WORK ORDER
Leaving every image behind, reproduce the records word for word.

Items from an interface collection
--- --- ---

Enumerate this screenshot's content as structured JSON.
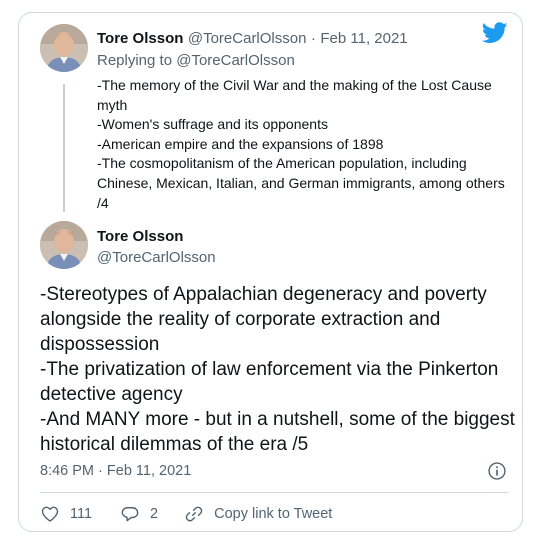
{
  "parent_tweet": {
    "author_name": "Tore Olsson",
    "author_handle": "@ToreCarlOlsson",
    "separator": "·",
    "date": "Feb 11, 2021",
    "replying_label": "Replying to",
    "replying_handle": "@ToreCarlOlsson",
    "lines": [
      "-The memory of the Civil War and the making of the Lost Cause myth",
      "-Women's suffrage and its opponents",
      "-American empire and the expansions of 1898",
      "-The cosmopolitanism of the American population, including Chinese, Mexican, Italian, and German immigrants, among others /4"
    ]
  },
  "main_tweet": {
    "author_name": "Tore Olsson",
    "author_handle": "@ToreCarlOlsson",
    "lines": [
      "-Stereotypes of Appalachian degeneracy and poverty alongside the reality of corporate extraction and dispossession",
      "-The privatization of law enforcement via the Pinkerton detective agency",
      "-And MANY more - but in a nutshell, some of the biggest historical dilemmas of the era  /5"
    ],
    "time": "8:46 PM",
    "separator": "·",
    "date": "Feb 11, 2021",
    "likes": "111",
    "replies": "2",
    "copy_link_label": "Copy link to Tweet"
  },
  "icons": {
    "brand": "twitter-bird-icon",
    "info": "info-icon",
    "like": "heart-icon",
    "reply": "reply-bubble-icon",
    "link": "link-icon"
  },
  "colors": {
    "twitter_blue": "#1d9bf0",
    "muted": "#536471",
    "text": "#0f1419",
    "border": "#cfd9de"
  }
}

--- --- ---

EXERCISE OUTPUT
Enumerate this screenshot's content as structured JSON.
{
  "parent_tweet": {
    "author_name": "Tore Olsson",
    "author_handle": "@ToreCarlOlsson",
    "separator": "·",
    "date": "Feb 11, 2021",
    "replying_label": "Replying to",
    "replying_handle": "@ToreCarlOlsson",
    "lines": [
      "-The memory of the Civil War and the making of the Lost Cause myth",
      "-Women's suffrage and its opponents",
      "-American empire and the expansions of 1898",
      "-The cosmopolitanism of the American population, including Chinese, Mexican, Italian, and German immigrants, among others /4"
    ]
  },
  "main_tweet": {
    "author_name": "Tore Olsson",
    "author_handle": "@ToreCarlOlsson",
    "lines": [
      "-Stereotypes of Appalachian degeneracy and poverty alongside the reality of corporate extraction and dispossession",
      "-The privatization of law enforcement via the Pinkerton detective agency",
      "-And MANY more - but in a nutshell, some of the biggest historical dilemmas of the era  /5"
    ],
    "time": "8:46 PM",
    "separator": "·",
    "date": "Feb 11, 2021",
    "likes": "111",
    "replies": "2",
    "copy_link_label": "Copy link to Tweet"
  },
  "icons": {
    "brand": "twitter-bird-icon",
    "info": "info-icon",
    "like": "heart-icon",
    "reply": "reply-bubble-icon",
    "link": "link-icon"
  },
  "colors": {
    "twitter_blue": "#1d9bf0",
    "muted": "#536471",
    "text": "#0f1419",
    "border": "#cfd9de"
  }
}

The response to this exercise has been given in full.